Easements by implication occur when a property is divided and the facts and circumstance indicate a prior use that is reasonably necessary.
An easement by prescription occurs when your use of the property of another is adverse, open, and notorious and continuous and uninterrupted for the statutory period of time.
What is an easement by necessity?
An easement by necessity is an easement implied by law under certain circumstances. An easement by necessity may be implied by law where an owner of land splits his property so that one of the resulting parcels is landlocked except for access across the other parcel.
What is an easement in gross?
An easement in gross is an easement that attaches a particular right to an individual or entity rather than to the property itself.
What are the three types of easements?
There are three common types of easements.
- Easement in gross.
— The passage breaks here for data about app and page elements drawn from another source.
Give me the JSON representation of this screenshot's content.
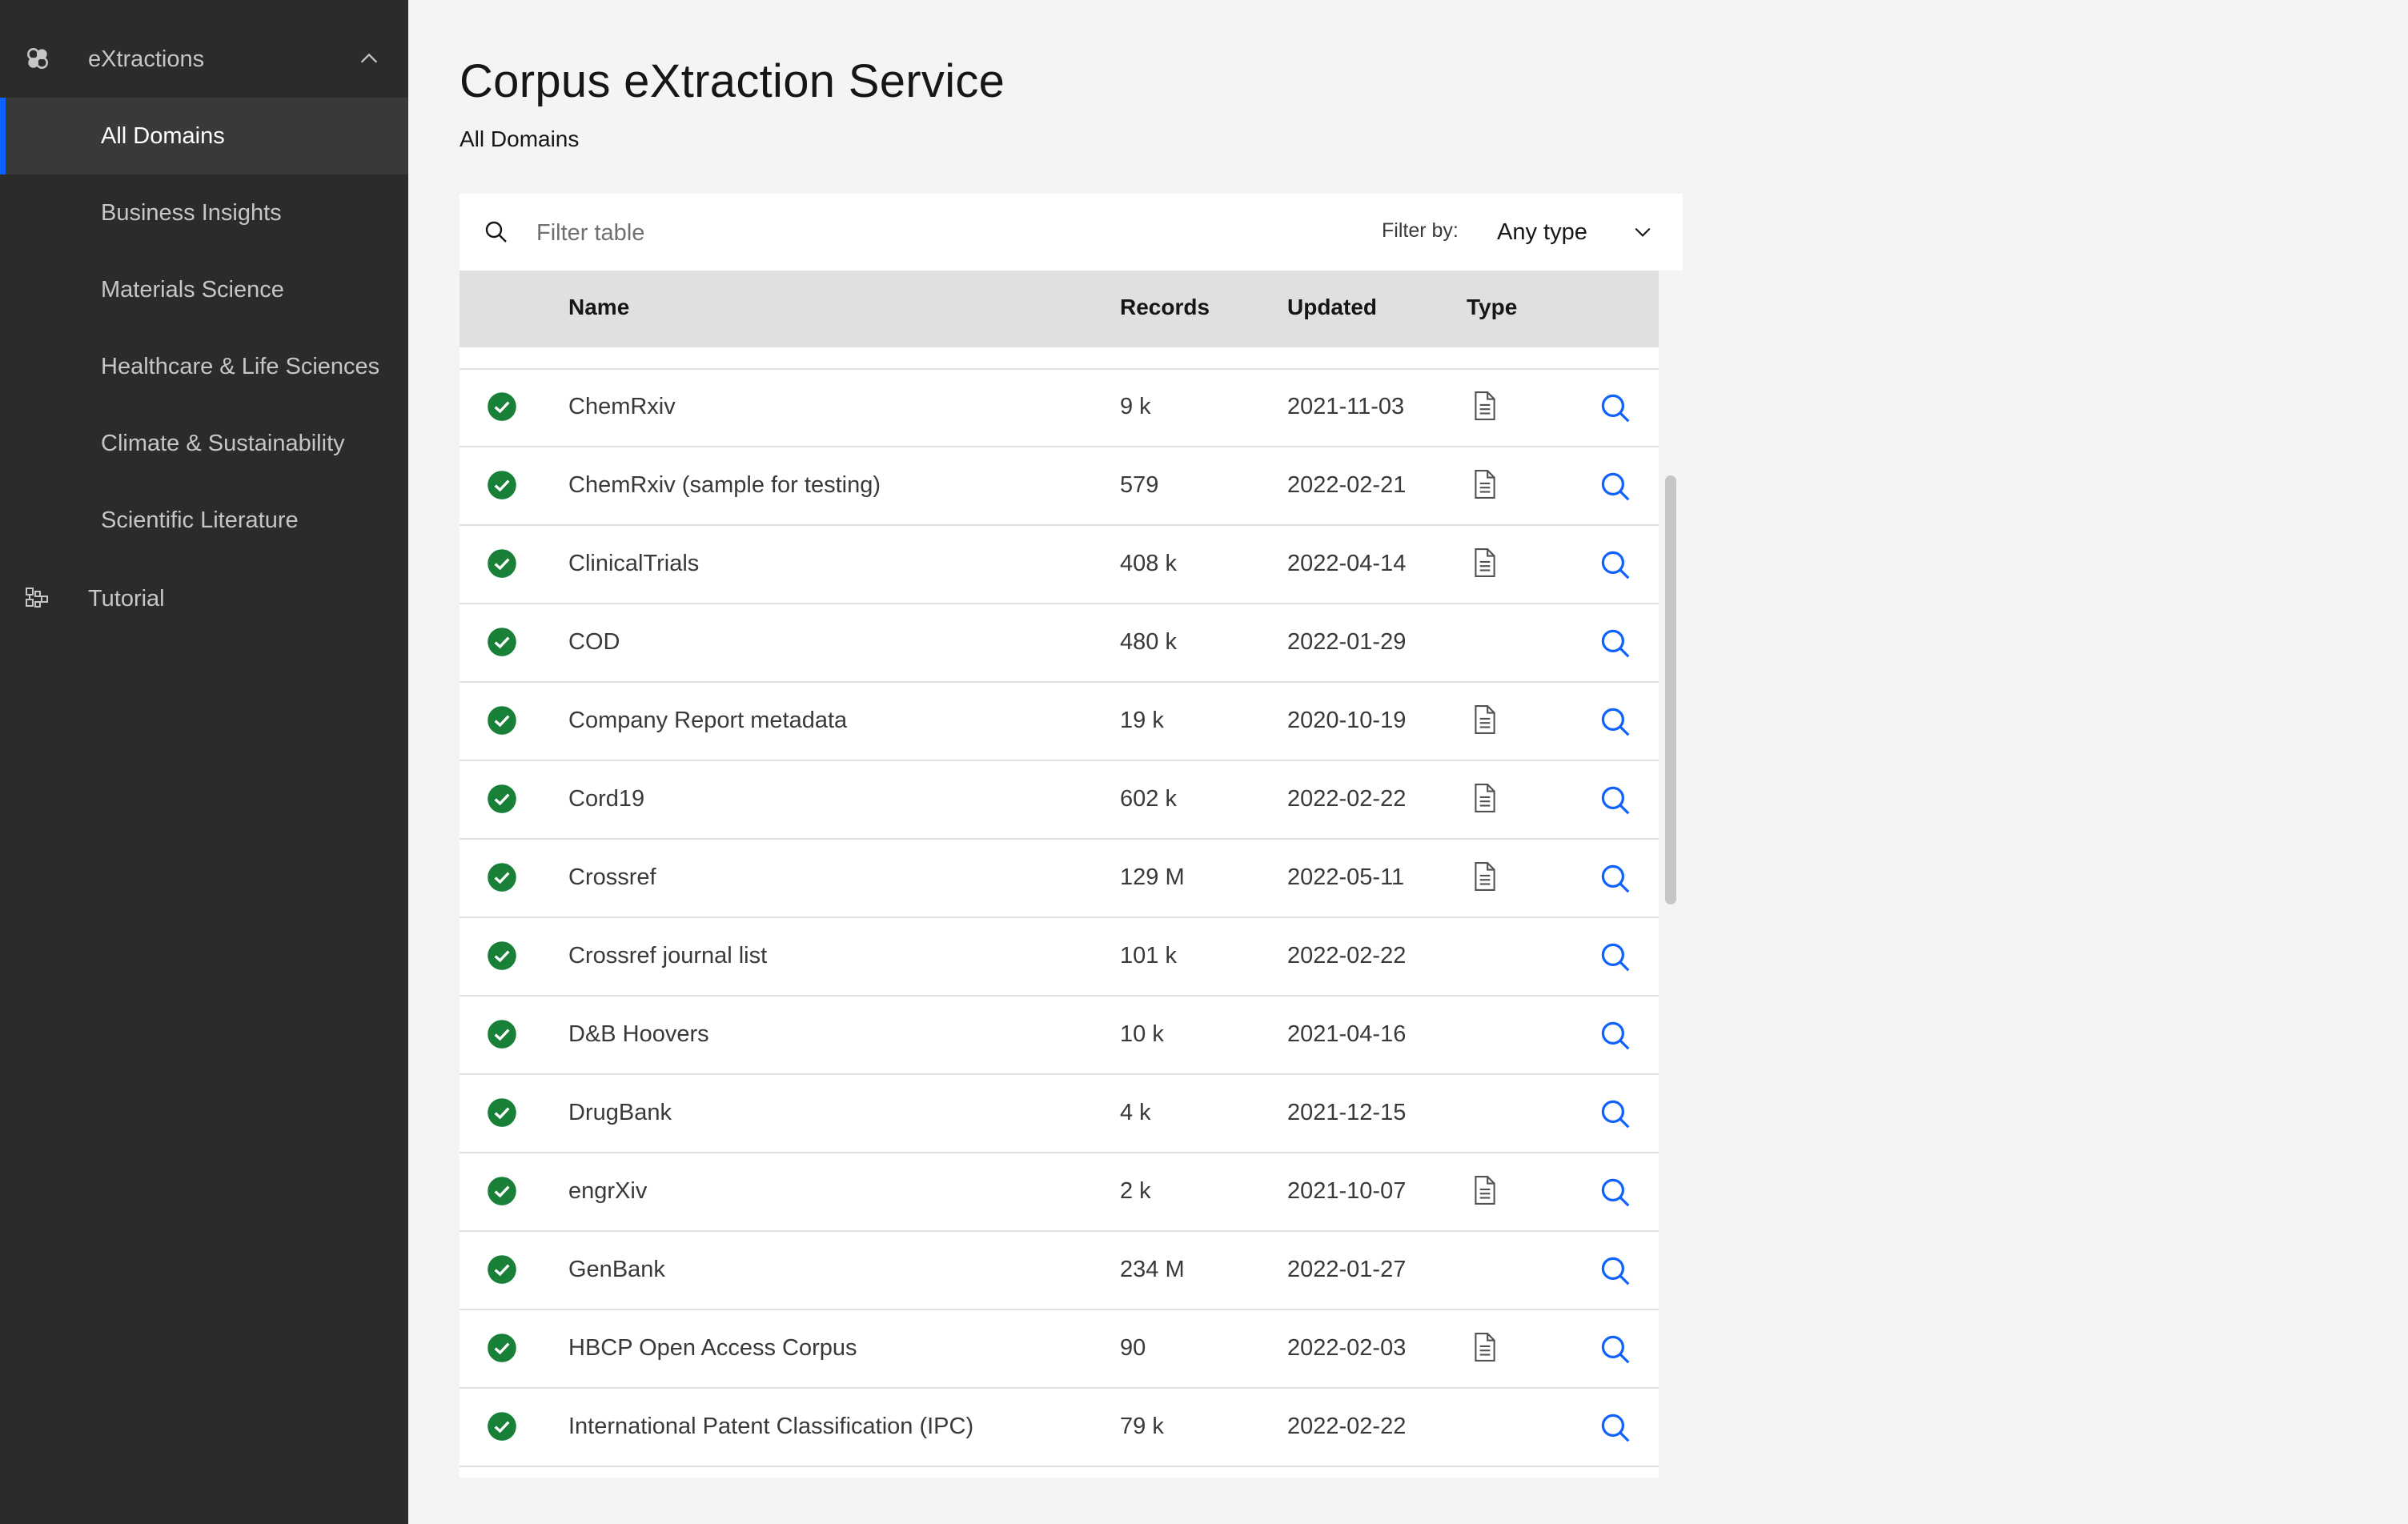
{
  "sidebar": {
    "group_label": "eXtractions",
    "items": [
      {
        "label": "All Domains",
        "active": true
      },
      {
        "label": "Business Insights",
        "active": false
      },
      {
        "label": "Materials Science",
        "active": false
      },
      {
        "label": "Healthcare & Life Sciences",
        "active": false
      },
      {
        "label": "Climate & Sustainability",
        "active": false
      },
      {
        "label": "Scientific Literature",
        "active": false
      }
    ],
    "tutorial_label": "Tutorial"
  },
  "header": {
    "title": "Corpus eXtraction Service",
    "subtitle": "All Domains"
  },
  "toolbar": {
    "search_placeholder": "Filter table",
    "filter_label": "Filter by:",
    "filter_value": "Any type"
  },
  "table": {
    "columns": {
      "name": "Name",
      "records": "Records",
      "updated": "Updated",
      "type": "Type"
    },
    "rows": [
      {
        "name": "ChemRxiv",
        "records": "9 k",
        "updated": "2021-11-03",
        "has_doc": true
      },
      {
        "name": "ChemRxiv (sample for testing)",
        "records": "579",
        "updated": "2022-02-21",
        "has_doc": true
      },
      {
        "name": "ClinicalTrials",
        "records": "408 k",
        "updated": "2022-04-14",
        "has_doc": true
      },
      {
        "name": "COD",
        "records": "480 k",
        "updated": "2022-01-29",
        "has_doc": false
      },
      {
        "name": "Company Report metadata",
        "records": "19 k",
        "updated": "2020-10-19",
        "has_doc": true
      },
      {
        "name": "Cord19",
        "records": "602 k",
        "updated": "2022-02-22",
        "has_doc": true
      },
      {
        "name": "Crossref",
        "records": "129 M",
        "updated": "2022-05-11",
        "has_doc": true
      },
      {
        "name": "Crossref journal list",
        "records": "101 k",
        "updated": "2022-02-22",
        "has_doc": false
      },
      {
        "name": "D&B Hoovers",
        "records": "10 k",
        "updated": "2021-04-16",
        "has_doc": false
      },
      {
        "name": "DrugBank",
        "records": "4 k",
        "updated": "2021-12-15",
        "has_doc": false
      },
      {
        "name": "engrXiv",
        "records": "2 k",
        "updated": "2021-10-07",
        "has_doc": true
      },
      {
        "name": "GenBank",
        "records": "234 M",
        "updated": "2022-01-27",
        "has_doc": false
      },
      {
        "name": "HBCP Open Access Corpus",
        "records": "90",
        "updated": "2022-02-03",
        "has_doc": true
      },
      {
        "name": "International Patent Classification (IPC)",
        "records": "79 k",
        "updated": "2022-02-22",
        "has_doc": false
      }
    ]
  },
  "colors": {
    "sidebar_bg": "#2b2b2b",
    "sidebar_active_bg": "#393939",
    "accent": "#0f62fe",
    "status_ok": "#198038",
    "link_icon": "#0f62fe",
    "header_row_bg": "#e0e0e0",
    "page_bg": "#f4f4f4"
  },
  "icons": {
    "group": "extractions-icon",
    "group_toggle": "chevron-up-icon",
    "tutorial": "tutorial-icon",
    "search": "search-icon",
    "filter_dropdown": "chevron-down-icon",
    "status": "checkmark-filled-icon",
    "type": "document-icon",
    "action": "magnifier-icon"
  }
}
In this type of easement, only property is involved, and the rights of other owners are not considered.
- Easement appurtenant.
- Prescriptive Easement.
Does an easement convey ownership?
An easement is a legal tool that gives someone else the right to use part of your land. Generally speaking, an easement does not give a party full ownership of that part of the property and instead, will include restrictions on how the party can use the land.
Can you deny an easement?
As the owner, you have a legal right to grant or to deny someone’s request for an easement on your property. No one can simply impose an easement on you. However, if the easement is sought by a public entity like a local government or utility, your denial may be challenged in court.
What is an example of an easement appurtenant?
This type of easement exists between two parties known as the servient tenement (the property that gives the easement) and the dominant tenement (the property that benefits from the easement). An example of easement appurtenant is the private and public access to the street for a landlocked property.